Here the sheep from the moors above were washed once a year with much calling and shouting and barking of dogs. The barefooted boys and girls paddled and sailed their boats in its clear waters in the summer evenings; and here, when the storms of winter made the little harbour unsafe, the fishing-boats were hauled up together; here, too, the nets were washed; and here every day the willow baskets full of vegetables were brought down to be rinsed before they were flung into the boiling crock of water and oatmeal, which hung from every chimney at the hour of noon, vegetables being the chief ingredients in the appetising "cawl" that spread its aroma through the whole village.
A strong wooden bridge with an iron rail spanned the narrow river, but was seldom used except in winter, a few broad stepping-stones making a more natural mode of communication between the two sides of the valley.
There was nothing like a street in Mwntseison, a rocky, stony road alone passing through it down to the shore, in an independent sort of way, as if disclaiming any connection with the cottages following its course, and, where possible, rather clinging to its sides. Most of the houses were straw thatched; a few had slated roofs, and they looked awkward and bare in their uncongenial attire. The fierce storms, however, which rushed up that narrow cwm in the winter months soon softened any look of rawness which clung to such an innovation as a slate roof!

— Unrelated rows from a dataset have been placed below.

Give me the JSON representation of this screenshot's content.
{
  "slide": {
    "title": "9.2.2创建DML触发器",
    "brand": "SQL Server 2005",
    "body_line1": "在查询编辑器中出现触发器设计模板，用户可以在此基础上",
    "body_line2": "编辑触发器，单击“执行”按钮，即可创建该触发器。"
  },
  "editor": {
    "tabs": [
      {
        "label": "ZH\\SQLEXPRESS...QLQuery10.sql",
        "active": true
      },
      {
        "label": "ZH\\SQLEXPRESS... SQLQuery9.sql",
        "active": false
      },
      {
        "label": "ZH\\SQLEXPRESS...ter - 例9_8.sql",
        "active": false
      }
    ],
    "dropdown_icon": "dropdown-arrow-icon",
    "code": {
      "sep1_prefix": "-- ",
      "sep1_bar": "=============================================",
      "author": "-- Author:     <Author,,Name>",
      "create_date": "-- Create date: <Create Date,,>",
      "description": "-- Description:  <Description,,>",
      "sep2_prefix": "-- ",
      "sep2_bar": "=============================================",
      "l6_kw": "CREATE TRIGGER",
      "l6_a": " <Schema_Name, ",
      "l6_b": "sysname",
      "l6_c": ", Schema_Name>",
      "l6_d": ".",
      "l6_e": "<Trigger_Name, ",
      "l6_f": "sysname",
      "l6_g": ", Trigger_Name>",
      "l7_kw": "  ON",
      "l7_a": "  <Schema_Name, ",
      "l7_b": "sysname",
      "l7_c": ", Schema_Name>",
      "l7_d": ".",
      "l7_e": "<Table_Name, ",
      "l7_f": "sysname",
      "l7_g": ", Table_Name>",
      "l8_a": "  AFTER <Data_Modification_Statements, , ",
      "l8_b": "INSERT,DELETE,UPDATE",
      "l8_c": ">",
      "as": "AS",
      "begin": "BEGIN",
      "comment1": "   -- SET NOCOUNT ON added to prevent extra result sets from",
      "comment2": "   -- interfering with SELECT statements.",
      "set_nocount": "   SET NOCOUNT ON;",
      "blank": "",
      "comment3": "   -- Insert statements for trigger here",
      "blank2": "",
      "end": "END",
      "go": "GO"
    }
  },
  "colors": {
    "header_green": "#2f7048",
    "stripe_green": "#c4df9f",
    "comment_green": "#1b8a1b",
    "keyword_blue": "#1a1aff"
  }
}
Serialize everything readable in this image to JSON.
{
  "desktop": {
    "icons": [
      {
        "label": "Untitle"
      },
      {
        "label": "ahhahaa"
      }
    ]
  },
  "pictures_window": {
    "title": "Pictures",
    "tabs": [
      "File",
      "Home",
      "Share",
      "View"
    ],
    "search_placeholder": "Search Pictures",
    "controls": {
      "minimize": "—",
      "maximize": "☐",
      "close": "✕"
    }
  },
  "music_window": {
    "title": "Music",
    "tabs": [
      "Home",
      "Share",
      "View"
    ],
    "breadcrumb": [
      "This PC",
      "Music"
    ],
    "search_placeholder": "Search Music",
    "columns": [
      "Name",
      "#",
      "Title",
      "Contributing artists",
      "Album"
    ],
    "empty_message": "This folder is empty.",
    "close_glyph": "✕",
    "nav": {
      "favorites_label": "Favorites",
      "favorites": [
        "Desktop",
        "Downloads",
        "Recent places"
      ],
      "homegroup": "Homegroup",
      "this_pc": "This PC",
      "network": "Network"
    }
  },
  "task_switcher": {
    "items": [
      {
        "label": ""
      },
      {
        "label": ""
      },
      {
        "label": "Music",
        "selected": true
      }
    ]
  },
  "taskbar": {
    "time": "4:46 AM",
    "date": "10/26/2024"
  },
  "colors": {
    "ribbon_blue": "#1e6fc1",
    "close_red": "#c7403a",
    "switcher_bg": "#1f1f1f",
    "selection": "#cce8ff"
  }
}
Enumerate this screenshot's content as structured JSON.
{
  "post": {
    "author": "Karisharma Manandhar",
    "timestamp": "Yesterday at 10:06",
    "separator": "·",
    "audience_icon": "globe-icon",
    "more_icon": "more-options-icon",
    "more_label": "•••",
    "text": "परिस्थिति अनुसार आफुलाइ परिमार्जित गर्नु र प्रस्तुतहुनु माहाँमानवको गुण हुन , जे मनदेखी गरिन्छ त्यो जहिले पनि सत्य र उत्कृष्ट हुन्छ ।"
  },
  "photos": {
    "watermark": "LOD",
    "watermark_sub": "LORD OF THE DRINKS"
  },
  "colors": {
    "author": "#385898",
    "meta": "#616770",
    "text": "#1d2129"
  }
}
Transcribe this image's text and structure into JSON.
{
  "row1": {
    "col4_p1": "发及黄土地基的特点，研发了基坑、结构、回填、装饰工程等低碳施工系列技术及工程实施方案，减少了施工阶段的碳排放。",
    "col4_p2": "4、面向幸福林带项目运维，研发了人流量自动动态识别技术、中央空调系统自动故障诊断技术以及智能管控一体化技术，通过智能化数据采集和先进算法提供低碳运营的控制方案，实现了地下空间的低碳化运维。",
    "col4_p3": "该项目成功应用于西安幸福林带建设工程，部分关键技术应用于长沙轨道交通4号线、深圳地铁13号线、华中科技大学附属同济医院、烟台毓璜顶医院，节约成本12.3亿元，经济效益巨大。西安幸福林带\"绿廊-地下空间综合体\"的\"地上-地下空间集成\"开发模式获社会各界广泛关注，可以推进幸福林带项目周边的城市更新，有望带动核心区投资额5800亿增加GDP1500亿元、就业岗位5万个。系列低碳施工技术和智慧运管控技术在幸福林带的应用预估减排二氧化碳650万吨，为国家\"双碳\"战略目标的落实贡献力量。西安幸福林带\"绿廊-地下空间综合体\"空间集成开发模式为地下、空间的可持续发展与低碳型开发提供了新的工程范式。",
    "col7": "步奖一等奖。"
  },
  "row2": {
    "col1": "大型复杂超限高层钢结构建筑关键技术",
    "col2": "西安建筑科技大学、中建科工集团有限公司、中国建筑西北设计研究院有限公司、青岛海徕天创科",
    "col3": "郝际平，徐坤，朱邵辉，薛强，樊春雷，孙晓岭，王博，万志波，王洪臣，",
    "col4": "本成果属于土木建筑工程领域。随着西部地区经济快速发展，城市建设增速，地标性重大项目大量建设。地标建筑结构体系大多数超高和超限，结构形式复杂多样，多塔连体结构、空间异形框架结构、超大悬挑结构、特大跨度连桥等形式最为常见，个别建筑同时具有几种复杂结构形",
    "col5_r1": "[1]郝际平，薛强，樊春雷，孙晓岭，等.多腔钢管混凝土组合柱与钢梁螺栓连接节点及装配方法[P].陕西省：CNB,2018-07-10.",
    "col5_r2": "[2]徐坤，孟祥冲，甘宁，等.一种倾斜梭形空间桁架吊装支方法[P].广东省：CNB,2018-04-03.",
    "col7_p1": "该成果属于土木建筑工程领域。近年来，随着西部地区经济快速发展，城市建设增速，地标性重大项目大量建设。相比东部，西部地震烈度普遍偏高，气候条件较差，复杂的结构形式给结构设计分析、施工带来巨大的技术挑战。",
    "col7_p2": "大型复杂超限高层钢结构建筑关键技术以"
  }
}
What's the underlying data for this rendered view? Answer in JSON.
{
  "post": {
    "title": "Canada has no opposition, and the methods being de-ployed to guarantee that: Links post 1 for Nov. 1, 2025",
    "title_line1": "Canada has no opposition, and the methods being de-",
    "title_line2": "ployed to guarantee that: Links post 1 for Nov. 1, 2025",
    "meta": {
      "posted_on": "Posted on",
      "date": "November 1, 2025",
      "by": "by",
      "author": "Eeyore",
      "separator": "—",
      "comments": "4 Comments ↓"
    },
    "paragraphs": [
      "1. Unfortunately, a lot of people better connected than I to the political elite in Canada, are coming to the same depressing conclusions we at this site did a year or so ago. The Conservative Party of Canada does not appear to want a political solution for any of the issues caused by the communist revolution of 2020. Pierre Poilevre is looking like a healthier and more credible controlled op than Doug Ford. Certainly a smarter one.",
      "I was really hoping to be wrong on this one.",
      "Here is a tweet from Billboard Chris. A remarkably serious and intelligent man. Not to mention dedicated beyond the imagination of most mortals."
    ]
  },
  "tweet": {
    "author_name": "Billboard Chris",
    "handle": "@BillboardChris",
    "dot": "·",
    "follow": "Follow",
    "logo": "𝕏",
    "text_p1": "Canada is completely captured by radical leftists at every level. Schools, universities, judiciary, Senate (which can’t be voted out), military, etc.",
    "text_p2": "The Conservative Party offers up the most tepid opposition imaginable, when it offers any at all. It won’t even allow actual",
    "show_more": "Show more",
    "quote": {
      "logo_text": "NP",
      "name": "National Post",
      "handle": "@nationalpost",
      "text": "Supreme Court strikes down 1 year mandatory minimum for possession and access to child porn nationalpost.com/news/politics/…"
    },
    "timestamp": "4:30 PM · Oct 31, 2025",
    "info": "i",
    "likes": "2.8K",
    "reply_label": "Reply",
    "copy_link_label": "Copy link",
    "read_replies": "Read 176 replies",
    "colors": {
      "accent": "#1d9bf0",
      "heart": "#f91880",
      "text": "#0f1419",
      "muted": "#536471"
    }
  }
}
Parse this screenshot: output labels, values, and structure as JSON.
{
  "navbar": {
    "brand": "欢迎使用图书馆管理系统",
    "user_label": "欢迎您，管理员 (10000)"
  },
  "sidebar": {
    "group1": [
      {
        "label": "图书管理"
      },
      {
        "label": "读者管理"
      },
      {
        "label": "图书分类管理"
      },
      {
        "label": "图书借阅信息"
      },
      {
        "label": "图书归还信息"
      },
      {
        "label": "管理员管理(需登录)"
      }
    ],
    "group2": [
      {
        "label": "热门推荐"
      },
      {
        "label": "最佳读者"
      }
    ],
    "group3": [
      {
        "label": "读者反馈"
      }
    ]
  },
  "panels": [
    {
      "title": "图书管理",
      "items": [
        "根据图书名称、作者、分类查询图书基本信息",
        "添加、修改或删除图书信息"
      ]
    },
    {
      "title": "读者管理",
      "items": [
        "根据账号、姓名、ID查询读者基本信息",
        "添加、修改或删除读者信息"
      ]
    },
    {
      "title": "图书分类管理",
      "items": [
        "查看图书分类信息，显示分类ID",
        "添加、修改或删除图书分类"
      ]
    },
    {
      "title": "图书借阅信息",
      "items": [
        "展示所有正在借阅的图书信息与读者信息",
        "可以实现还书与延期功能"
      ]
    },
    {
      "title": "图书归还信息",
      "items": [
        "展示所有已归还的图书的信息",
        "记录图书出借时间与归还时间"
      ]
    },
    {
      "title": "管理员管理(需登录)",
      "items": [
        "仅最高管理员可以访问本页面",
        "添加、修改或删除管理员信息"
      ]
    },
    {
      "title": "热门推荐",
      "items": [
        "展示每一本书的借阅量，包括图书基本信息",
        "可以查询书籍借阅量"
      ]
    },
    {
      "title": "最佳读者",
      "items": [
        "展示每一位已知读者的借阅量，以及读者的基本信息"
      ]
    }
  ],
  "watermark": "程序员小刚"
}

At the end of the village nearest the sea, and not far from the top of the cliff, stood a large, wooden building, which seemed to attract much of the energy and interest of the place, for in and out of its wide-open doors there was always somebody passing. Within its boarded walls was carried on the thriving business of sail-making, which gave employment and comfort to almost every household in the village. Hard by, in a cleft of the great hillside, stood the house of the master, Hugh Morgan, "Mishteer," as he was called, for he was the owner of more than half of Mwntseison.